(Records contained in a dataset)

=-=-=-=-=

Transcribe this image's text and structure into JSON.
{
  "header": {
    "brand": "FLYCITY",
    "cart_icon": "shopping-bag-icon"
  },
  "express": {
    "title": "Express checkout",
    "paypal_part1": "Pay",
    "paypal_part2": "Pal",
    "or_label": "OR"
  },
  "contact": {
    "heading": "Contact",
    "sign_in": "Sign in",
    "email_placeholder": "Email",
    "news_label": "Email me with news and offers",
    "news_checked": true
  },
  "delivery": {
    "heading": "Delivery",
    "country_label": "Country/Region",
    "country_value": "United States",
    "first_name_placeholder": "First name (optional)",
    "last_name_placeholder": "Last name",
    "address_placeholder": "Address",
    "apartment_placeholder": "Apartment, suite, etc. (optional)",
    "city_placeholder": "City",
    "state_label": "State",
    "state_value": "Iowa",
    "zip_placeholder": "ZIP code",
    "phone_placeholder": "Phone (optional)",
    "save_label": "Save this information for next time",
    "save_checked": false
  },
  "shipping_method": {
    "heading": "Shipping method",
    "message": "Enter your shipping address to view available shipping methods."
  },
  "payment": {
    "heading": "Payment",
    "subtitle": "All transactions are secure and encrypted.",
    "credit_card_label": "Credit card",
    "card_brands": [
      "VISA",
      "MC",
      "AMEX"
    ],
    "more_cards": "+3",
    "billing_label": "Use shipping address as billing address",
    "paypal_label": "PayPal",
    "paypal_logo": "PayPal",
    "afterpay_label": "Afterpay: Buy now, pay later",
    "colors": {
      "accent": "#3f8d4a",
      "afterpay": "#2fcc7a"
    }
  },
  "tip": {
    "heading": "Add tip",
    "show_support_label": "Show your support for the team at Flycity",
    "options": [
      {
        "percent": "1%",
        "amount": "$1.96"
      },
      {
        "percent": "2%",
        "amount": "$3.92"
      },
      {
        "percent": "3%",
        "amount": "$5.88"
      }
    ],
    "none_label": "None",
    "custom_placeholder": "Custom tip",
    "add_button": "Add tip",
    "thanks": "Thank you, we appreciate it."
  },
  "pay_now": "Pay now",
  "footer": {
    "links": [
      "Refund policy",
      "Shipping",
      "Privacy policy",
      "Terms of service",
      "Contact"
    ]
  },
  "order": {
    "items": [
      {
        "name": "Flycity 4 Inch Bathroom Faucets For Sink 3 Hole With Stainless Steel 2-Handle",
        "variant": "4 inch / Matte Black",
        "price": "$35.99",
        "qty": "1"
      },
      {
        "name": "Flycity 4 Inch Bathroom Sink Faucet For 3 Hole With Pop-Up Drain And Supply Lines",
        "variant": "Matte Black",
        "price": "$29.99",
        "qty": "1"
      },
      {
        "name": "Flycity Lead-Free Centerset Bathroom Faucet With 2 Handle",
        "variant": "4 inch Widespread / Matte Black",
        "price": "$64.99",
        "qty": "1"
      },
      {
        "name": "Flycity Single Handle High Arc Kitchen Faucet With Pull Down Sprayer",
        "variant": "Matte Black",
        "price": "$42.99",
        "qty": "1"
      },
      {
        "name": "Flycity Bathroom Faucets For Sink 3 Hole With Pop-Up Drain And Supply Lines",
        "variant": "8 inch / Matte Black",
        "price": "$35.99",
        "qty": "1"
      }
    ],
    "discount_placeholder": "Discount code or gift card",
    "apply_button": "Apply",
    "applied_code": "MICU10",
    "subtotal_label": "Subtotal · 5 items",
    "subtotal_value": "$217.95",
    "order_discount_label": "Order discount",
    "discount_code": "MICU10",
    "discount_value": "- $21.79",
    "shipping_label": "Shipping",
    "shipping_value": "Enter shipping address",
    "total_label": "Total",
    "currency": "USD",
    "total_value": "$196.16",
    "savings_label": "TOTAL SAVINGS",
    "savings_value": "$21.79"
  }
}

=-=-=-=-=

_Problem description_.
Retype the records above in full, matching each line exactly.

_Solution for this task_.
Transcribe this image's text and structure into JSON.
{
  "header": {
    "brand": "FLYCITY",
    "cart_icon": "shopping-bag-icon"
  },
  "express": {
    "title": "Express checkout",
    "paypal_part1": "Pay",
    "paypal_part2": "Pal",
    "or_label": "OR"
  },
  "contact": {
    "heading": "Contact",
    "sign_in": "Sign in",
    "email_placeholder": "Email",
    "news_label": "Email me with news and offers",
    "news_checked": true
  },
  "delivery": {
    "heading": "Delivery",
    "country_label": "Country/Region",
    "country_value": "United States",
    "first_name_placeholder": "First name (optional)",
    "last_name_placeholder": "Last name",
    "address_placeholder": "Address",
    "apartment_placeholder": "Apartment, suite, etc. (optional)",
    "city_placeholder": "City",
    "state_label": "State",
    "state_value": "Iowa",
    "zip_placeholder": "ZIP code",
    "phone_placeholder": "Phone (optional)",
    "save_label": "Save this information for next time",
    "save_checked": false
  },
  "shipping_method": {
    "heading": "Shipping method",
    "message": "Enter your shipping address to view available shipping methods."
  },
  "payment": {
    "heading": "Payment",
    "subtitle": "All transactions are secure and encrypted.",
    "credit_card_label": "Credit card",
    "card_brands": [
      "VISA",
      "MC",
      "AMEX"
    ],
    "more_cards": "+3",
    "billing_label": "Use shipping address as billing address",
    "paypal_label": "PayPal",
    "paypal_logo": "PayPal",
    "afterpay_label": "Afterpay: Buy now, pay later",
    "colors": {
      "accent": "#3f8d4a",
      "afterpay": "#2fcc7a"
    }
  },
  "tip": {
    "heading": "Add tip",
    "show_support_label": "Show your support for the team at Flycity",
    "options": [
      {
        "percent": "1%",
        "amount": "$1.96"
      },
      {
        "percent": "2%",
        "amount": "$3.92"
      },
      {
        "percent": "3%",
        "amount": "$5.88"
      }
    ],
    "none_label": "None",
    "custom_placeholder": "Custom tip",
    "add_button": "Add tip",
    "thanks": "Thank you, we appreciate it."
  },
  "pay_now": "Pay now",
  "footer": {
    "links": [
      "Refund policy",
      "Shipping",
      "Privacy policy",
      "Terms of service",
      "Contact"
    ]
  },
  "order": {
    "items": [
      {
        "name": "Flycity 4 Inch Bathroom Faucets For Sink 3 Hole With Stainless Steel 2-Handle",
        "variant": "4 inch / Matte Black",
        "price": "$35.99",
        "qty": "1"
      },
      {
        "name": "Flycity 4 Inch Bathroom Sink Faucet For 3 Hole With Pop-Up Drain And Supply Lines",
        "variant": "Matte Black",
        "price": "$29.99",
        "qty": "1"
      },
      {
        "name": "Flycity Lead-Free Centerset Bathroom Faucet With 2 Handle",
        "variant": "4 inch Widespread / Matte Black",
        "price": "$64.99",
        "qty": "1"
      },
      {
        "name": "Flycity Single Handle High Arc Kitchen Faucet With Pull Down Sprayer",
        "variant": "Matte Black",
        "price": "$42.99",
        "qty": "1"
      },
      {
        "name": "Flycity Bathroom Faucets For Sink 3 Hole With Pop-Up Drain And Supply Lines",
        "variant": "8 inch / Matte Black",
        "price": "$35.99",
        "qty": "1"
      }
    ],
    "discount_placeholder": "Discount code or gift card",
    "apply_button": "Apply",
    "applied_code": "MICU10",
    "subtotal_label": "Subtotal · 5 items",
    "subtotal_value": "$217.95",
    "order_discount_label": "Order discount",
    "discount_code": "MICU10",
    "discount_value": "- $21.79",
    "shipping_label": "Shipping",
    "shipping_value": "Enter shipping address",
    "total_label": "Total",
    "currency": "USD",
    "total_value": "$196.16",
    "savings_label": "TOTAL SAVINGS",
    "savings_value": "$21.79"
  }
}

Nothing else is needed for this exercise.